Your Friends and Neighbors

Aaron Eckhart, Ben Stiller and Jason Patric in Your Friends & Neighbors

 

 

Like writer/director LaBute’s In The Company of Men, his 1997 debut, Your Friends and Neighbors deals with a theme that’s current in cinema – that all men are rubbish. LaBute focuses on three self-obsessed friends, travelling further into their psyches as the film progresses. And the further he travels, the shallower the trio appear. Contemporary gents, LaBute appears to be saying, have benefited enormously from the liberalising cultural shift of the 1960s, but these days instead of being high, they’re more high and dry.

For some people this film might be a bit preachy, a bit speechy, and it’s true that LaBute’s origins as a writer for the stage seem fairly evident.

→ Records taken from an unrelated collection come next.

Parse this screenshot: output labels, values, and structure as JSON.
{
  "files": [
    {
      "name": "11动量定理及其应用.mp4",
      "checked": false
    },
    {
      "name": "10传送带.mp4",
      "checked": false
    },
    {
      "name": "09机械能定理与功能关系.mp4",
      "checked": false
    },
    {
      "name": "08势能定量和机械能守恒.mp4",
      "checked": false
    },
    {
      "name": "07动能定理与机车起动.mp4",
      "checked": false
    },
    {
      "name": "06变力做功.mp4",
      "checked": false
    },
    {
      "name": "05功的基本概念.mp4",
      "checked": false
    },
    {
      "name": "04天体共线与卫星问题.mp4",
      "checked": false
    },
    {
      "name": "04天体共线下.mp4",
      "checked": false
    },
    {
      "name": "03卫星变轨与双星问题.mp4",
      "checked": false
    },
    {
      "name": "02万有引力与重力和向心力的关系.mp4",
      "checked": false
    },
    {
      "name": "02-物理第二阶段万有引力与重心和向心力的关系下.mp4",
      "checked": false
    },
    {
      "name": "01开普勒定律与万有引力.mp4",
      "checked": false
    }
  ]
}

Perhaps the way for me to sell it is to describe it as a dyspeptic Woody Allen drama, except LaBute is prepared to venture beyond the bedroom door (a territory Allen never penetrates, if that’s the word, unless armed with an arsenal of jokes). Aaron Eckhart, Ben Stiller and Jason Patric (after Speed 2 this is revelatory stuff) are the three dudes, all dressed properly, in good jobs, used to the best. Amy Brenneman and Catherine Keener play Eckhart and Stiller’s other (definitely better) halves, with Patric and Nastassja Kinski as a pair of singletons spreading a little nastiness wherever they lay their libidinous heads.

LaBute has been out there, in the gyms and workplace eateries, the coffee bars and metros, and he’s noticed how bloody selfish people, especially men, seem to have become. And these are the winners in life! A great film for lovers of dark comedy in the Mamet style. Just don’t expect to be whistling once it’s over.

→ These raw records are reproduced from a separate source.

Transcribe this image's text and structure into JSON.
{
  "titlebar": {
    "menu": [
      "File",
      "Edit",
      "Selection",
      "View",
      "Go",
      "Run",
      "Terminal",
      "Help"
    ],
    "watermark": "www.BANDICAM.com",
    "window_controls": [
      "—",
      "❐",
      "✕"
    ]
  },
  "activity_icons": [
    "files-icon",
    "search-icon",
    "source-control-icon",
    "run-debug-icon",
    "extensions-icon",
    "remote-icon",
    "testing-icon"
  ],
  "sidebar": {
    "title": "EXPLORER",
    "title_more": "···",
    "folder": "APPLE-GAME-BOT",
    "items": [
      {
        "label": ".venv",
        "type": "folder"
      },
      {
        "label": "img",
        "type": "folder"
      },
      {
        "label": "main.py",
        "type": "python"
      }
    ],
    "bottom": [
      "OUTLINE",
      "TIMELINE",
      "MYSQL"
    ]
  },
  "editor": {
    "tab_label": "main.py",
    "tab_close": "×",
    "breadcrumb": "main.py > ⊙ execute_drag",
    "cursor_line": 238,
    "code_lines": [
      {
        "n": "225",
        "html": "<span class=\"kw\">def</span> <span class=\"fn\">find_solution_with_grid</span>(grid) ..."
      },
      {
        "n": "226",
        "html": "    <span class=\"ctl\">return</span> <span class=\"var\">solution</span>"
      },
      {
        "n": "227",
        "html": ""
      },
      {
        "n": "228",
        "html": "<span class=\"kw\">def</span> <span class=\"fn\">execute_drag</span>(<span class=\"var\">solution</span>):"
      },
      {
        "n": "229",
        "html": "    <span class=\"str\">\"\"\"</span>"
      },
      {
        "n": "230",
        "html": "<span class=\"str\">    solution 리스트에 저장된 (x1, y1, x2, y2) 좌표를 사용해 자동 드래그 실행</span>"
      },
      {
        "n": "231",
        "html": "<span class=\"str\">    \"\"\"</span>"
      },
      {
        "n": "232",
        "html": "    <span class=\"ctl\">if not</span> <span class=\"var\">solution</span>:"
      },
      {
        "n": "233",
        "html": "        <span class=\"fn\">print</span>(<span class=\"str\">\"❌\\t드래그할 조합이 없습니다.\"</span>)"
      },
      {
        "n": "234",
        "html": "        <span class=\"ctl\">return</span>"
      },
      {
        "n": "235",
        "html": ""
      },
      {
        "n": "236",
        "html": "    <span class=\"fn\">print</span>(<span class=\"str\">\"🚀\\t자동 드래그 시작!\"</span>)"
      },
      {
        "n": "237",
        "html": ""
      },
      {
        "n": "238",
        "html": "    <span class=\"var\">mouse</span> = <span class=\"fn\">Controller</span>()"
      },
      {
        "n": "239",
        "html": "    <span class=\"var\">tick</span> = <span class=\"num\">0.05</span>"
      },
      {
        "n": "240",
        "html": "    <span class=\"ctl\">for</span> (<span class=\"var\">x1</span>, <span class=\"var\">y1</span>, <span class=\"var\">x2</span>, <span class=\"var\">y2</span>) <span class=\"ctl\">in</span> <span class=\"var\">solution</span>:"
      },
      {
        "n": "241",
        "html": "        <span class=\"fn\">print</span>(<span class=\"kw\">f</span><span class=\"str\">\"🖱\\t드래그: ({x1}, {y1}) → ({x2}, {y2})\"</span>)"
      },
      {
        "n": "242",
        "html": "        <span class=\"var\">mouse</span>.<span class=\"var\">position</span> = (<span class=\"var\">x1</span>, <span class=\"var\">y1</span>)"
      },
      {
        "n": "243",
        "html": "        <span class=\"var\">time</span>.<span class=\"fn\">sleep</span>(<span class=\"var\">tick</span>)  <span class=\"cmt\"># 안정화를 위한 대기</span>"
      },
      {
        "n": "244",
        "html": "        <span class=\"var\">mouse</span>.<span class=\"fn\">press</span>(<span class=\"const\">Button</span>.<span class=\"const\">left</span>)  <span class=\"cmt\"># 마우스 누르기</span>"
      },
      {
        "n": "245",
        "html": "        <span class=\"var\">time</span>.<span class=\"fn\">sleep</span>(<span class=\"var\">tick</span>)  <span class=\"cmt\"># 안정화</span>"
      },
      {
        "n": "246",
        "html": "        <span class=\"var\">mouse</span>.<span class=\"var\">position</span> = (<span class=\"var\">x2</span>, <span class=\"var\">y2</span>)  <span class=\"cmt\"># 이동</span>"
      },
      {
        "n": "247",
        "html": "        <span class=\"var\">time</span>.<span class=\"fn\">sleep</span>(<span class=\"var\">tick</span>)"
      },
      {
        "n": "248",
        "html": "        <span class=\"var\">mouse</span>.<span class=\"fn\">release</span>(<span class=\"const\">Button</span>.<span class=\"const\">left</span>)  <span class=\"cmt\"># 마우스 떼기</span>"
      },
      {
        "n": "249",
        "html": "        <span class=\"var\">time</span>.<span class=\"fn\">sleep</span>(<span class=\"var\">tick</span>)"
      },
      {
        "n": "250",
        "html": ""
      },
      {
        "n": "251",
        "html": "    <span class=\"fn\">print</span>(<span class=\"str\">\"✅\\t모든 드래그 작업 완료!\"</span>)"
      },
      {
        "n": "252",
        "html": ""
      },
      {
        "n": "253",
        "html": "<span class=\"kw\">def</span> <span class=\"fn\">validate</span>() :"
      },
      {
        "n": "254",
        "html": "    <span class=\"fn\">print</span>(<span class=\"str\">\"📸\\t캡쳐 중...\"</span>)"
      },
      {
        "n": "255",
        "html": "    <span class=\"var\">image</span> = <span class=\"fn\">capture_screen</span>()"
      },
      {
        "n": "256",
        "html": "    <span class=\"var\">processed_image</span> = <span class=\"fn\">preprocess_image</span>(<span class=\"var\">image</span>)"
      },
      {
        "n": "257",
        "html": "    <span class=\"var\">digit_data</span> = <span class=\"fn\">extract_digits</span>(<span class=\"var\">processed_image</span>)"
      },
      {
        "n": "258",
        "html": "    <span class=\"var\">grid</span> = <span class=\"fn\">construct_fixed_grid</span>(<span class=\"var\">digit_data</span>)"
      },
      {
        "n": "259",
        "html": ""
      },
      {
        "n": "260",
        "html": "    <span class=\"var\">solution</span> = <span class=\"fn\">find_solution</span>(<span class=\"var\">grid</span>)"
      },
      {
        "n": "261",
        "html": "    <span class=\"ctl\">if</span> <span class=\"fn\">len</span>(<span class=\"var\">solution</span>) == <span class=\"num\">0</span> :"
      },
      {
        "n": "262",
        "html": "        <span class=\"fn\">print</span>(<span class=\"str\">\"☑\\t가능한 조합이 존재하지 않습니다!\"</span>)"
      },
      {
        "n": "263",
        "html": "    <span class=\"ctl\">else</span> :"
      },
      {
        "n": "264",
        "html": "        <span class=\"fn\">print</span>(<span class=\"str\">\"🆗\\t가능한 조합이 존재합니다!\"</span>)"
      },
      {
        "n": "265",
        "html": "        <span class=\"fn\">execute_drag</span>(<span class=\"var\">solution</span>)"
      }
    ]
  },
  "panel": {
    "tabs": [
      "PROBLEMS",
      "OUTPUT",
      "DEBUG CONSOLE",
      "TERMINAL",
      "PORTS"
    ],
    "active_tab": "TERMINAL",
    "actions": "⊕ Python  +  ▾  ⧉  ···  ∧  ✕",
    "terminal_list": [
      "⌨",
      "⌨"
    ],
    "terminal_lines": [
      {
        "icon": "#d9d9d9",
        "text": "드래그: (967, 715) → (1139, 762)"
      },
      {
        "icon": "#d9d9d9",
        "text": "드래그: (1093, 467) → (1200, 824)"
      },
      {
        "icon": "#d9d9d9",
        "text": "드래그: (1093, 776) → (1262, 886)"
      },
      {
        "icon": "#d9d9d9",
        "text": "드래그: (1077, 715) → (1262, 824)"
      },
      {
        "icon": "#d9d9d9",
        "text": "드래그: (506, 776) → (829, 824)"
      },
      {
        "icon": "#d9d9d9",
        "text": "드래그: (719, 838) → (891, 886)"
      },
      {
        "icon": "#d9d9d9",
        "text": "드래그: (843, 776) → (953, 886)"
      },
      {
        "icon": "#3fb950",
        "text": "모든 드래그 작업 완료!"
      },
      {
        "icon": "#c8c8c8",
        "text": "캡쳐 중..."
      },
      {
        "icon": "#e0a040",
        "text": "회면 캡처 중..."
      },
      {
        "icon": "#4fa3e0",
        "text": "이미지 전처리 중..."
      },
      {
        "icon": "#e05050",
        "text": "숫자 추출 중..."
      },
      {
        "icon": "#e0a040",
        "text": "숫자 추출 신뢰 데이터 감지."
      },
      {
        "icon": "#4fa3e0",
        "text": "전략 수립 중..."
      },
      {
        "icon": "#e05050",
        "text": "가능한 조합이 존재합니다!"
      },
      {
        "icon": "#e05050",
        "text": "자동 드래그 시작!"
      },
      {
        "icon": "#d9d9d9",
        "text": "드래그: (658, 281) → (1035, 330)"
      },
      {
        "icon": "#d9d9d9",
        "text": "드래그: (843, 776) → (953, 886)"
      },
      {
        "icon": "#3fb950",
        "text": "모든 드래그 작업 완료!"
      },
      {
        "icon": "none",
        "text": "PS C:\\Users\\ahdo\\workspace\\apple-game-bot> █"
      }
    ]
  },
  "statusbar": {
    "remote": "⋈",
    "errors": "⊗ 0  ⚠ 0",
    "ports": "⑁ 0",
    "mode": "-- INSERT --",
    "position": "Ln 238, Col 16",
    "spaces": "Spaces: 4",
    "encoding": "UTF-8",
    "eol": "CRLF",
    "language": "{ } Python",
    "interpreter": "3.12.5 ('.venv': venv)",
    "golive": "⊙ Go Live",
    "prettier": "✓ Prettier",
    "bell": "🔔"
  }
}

© Steve Morrissey 1999

 

Your Friends & Neighbors – at Amazon